An ad-hoc network is a local area network (LAN) that requires minimal configuration and can be deployed quickly, usually for specific or temporary needs.

Ad-hoc networking takes its name from the Latin ad hoc, meaning "for this."

An ad-hoc network tends to feature a small group of devices all in very close proximity to each other. Performance suffers as the number of devices grows, and a large ad-hoc network quickly becomes difficult to manage.

Creating Ad-hoc Wireless Networks

To set up an ad-hoc wireless network, each wireless adapter must be configured for ad-hoc mode instead of infrastructure mode, which is the mode used in networks where there is a central device like a router or server that manages network traffic. In addition, all wireless adapters on the ad-hoc network must use the same Service Set Identifier, or SSID, and the same wireless channel number.

Wireless ad-hoc networks cannot bridge to wired LANs or to the internet without installing a special-purpose network gateway.

Ad hoc networks make sense when needing to build a small, all-wireless LAN quickly for a minimum amount of money spent on equipment.

Ad-hoc networks also work well as a temporary fallback mechanism if equipment for an infrastructure mode network, such as a router or access point, fails.

Ad-hoc Network Security

Ad-hoc networks are often secured given their usually temporary or impromptu nature. Without network access control, for example, ad-hoc networks can be open to attacks.

Devices in an ad-hoc network cannot disable SSID broadcasting in the way that devices in infrastructure mode can. Attackers generally will have little difficulty finding and connecting to an ad-hoc device if they get within signal range.

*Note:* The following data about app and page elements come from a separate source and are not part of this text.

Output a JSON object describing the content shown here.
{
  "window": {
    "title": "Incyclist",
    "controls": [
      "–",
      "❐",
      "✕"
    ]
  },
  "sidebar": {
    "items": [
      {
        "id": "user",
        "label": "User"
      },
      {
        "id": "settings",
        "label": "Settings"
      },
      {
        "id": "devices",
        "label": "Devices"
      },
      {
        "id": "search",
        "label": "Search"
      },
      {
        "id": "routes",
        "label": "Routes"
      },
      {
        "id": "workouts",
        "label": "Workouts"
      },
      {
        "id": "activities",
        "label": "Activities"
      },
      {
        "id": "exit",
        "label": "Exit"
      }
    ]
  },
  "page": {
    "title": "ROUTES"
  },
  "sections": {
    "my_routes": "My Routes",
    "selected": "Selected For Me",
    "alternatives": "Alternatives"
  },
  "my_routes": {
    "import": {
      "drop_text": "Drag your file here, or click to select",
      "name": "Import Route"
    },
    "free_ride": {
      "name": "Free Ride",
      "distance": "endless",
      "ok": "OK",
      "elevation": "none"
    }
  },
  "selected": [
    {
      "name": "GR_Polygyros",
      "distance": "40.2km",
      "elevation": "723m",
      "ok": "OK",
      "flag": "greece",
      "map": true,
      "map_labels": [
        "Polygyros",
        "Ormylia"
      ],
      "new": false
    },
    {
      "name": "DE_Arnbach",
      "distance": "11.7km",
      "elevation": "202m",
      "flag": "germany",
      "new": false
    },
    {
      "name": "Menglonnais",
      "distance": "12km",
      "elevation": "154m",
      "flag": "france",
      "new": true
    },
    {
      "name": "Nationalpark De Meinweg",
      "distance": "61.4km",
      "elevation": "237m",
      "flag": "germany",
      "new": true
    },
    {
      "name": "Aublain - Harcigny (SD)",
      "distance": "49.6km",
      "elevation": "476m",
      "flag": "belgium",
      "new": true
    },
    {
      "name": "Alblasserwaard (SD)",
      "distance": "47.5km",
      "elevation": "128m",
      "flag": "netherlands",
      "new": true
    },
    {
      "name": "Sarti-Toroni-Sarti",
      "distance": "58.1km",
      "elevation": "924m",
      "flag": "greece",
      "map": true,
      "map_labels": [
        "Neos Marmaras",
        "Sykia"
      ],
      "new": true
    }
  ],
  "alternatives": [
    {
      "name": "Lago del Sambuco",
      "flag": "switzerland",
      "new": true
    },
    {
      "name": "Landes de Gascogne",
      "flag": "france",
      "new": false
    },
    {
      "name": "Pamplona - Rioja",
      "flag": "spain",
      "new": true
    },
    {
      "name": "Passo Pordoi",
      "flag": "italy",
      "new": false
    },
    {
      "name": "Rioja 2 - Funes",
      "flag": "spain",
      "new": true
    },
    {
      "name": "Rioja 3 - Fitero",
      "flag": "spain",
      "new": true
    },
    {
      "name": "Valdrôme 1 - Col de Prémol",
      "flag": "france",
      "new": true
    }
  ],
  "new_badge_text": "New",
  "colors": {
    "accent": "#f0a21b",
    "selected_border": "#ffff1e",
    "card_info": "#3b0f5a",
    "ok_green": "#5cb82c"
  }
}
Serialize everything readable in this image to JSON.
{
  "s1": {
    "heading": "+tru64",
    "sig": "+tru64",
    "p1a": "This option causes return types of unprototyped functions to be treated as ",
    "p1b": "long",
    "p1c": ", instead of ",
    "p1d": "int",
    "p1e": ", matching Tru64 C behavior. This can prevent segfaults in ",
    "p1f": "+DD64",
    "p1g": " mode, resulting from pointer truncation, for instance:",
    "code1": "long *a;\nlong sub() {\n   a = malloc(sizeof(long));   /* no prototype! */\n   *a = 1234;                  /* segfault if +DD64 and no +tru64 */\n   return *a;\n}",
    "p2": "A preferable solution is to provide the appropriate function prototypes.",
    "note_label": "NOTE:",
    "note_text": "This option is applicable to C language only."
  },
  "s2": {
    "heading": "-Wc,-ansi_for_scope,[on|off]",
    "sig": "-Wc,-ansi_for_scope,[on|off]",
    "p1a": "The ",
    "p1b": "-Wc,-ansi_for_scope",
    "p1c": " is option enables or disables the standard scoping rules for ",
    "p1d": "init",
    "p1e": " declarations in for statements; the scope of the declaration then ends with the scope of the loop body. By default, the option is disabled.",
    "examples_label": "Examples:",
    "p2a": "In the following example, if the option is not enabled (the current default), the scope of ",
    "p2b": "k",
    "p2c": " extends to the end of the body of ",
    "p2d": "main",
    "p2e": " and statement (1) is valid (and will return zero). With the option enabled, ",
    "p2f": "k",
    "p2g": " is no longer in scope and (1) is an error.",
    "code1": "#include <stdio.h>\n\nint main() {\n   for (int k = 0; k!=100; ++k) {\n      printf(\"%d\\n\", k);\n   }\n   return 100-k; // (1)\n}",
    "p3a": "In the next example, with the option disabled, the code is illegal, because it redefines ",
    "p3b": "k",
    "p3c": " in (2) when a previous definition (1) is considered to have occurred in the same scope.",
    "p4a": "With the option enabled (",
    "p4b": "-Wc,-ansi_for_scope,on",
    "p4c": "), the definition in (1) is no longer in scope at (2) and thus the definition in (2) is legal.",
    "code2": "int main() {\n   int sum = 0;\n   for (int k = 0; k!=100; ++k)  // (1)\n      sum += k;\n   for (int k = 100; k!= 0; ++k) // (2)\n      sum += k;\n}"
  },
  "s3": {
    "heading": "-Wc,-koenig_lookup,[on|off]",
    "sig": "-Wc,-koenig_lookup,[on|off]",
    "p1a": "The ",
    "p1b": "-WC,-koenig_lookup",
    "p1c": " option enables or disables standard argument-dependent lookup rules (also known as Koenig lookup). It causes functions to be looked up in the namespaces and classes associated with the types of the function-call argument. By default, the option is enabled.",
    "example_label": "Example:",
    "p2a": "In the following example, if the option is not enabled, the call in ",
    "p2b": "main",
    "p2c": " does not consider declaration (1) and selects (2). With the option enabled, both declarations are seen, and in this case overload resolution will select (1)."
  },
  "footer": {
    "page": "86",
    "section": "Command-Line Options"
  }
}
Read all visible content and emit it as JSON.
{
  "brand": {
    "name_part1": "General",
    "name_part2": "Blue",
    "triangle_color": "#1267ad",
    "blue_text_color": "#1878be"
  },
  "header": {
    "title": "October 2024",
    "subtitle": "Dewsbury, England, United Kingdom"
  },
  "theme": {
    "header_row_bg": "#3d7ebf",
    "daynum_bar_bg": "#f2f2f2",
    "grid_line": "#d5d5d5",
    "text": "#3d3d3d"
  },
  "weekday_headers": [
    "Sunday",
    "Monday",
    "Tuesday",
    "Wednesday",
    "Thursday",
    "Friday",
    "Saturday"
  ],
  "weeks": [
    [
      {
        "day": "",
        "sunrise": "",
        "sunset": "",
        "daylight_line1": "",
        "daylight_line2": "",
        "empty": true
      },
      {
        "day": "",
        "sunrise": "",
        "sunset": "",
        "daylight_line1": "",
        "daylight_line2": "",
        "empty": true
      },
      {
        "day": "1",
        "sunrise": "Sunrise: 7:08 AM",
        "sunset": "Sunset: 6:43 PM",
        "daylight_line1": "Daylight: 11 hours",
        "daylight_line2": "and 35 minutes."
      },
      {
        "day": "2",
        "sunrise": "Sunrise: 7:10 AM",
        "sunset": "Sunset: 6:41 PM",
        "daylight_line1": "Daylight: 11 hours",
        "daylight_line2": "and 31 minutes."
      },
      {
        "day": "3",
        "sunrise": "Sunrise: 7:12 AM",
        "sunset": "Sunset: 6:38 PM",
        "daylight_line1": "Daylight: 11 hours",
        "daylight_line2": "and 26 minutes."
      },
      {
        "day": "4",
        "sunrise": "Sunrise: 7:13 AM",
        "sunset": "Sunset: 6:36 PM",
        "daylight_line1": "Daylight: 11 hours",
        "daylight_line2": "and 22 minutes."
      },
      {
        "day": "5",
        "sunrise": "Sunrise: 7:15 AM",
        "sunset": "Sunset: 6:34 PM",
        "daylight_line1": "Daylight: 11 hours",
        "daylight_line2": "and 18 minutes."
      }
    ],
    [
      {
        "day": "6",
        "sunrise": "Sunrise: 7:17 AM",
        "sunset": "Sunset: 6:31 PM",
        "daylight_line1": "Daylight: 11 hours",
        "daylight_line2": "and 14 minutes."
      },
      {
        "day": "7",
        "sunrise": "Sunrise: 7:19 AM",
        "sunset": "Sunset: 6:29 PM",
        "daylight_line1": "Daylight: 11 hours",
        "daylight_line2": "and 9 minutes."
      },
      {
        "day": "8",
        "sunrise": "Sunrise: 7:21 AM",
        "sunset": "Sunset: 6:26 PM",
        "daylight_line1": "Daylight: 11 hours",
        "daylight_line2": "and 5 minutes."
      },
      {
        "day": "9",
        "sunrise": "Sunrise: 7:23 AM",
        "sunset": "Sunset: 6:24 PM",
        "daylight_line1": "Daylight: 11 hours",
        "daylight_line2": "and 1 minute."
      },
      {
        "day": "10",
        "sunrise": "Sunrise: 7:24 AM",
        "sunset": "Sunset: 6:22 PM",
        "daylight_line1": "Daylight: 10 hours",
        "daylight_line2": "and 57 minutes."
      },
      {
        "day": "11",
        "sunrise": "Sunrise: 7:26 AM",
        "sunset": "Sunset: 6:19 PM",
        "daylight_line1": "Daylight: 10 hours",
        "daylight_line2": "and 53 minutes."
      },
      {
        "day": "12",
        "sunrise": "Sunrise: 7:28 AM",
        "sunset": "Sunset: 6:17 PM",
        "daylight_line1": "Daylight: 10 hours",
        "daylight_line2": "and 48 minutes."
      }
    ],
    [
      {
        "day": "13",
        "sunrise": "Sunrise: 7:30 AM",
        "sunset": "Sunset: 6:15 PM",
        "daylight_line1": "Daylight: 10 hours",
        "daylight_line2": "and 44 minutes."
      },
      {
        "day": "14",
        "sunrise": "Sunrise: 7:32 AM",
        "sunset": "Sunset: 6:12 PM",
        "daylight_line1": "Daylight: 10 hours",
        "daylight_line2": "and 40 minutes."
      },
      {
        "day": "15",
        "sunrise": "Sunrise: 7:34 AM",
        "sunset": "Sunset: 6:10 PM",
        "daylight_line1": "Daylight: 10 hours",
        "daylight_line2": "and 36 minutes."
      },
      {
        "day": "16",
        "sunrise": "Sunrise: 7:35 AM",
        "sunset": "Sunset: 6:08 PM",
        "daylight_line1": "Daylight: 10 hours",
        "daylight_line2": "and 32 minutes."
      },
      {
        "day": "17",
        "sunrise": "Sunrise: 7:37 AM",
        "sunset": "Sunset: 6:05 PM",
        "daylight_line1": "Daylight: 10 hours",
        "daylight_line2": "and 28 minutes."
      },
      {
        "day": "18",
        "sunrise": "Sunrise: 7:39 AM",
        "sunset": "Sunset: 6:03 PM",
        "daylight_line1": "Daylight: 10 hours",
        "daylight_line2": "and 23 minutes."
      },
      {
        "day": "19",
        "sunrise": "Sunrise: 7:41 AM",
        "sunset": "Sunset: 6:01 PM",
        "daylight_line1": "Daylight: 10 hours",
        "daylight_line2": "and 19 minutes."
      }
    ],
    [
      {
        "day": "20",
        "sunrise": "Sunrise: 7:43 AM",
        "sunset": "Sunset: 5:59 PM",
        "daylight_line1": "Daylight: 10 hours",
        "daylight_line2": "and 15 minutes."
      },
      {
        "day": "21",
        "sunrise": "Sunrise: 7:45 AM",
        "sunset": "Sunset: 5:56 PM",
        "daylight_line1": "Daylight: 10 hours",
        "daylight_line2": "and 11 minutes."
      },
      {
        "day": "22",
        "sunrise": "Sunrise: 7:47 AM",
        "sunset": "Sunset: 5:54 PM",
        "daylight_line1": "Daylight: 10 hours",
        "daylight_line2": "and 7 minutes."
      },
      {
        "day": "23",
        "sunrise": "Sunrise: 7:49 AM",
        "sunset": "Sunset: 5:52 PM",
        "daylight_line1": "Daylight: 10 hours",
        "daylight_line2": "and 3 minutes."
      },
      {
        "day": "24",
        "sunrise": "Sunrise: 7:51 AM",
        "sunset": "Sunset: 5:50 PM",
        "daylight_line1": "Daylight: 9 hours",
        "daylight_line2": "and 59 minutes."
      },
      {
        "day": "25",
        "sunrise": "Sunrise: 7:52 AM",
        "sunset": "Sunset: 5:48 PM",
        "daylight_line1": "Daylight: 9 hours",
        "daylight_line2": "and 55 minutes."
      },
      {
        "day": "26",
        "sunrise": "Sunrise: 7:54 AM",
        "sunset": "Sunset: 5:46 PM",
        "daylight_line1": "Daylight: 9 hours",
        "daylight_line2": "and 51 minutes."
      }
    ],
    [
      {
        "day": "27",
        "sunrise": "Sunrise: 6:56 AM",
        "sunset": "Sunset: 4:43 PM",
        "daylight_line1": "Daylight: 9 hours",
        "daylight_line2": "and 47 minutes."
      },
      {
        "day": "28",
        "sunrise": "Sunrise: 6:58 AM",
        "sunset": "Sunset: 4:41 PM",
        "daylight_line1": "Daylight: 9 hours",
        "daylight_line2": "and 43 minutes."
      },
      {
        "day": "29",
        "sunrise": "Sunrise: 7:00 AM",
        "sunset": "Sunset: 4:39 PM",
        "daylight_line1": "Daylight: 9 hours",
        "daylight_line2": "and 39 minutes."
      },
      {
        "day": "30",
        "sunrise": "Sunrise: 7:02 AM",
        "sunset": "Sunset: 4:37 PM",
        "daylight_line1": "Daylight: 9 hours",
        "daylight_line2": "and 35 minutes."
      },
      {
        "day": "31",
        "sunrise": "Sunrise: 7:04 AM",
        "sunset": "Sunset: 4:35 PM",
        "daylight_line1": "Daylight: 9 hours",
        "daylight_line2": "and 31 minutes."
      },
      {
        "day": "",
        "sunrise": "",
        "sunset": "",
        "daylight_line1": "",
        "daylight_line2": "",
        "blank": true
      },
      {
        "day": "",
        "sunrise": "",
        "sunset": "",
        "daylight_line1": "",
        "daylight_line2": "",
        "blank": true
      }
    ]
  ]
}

Authentication can help with this, but ad-hoc networks are inherently more vulnerable to security threats.

Learn more about the layout of ad-hoc networks and infrastructure networks.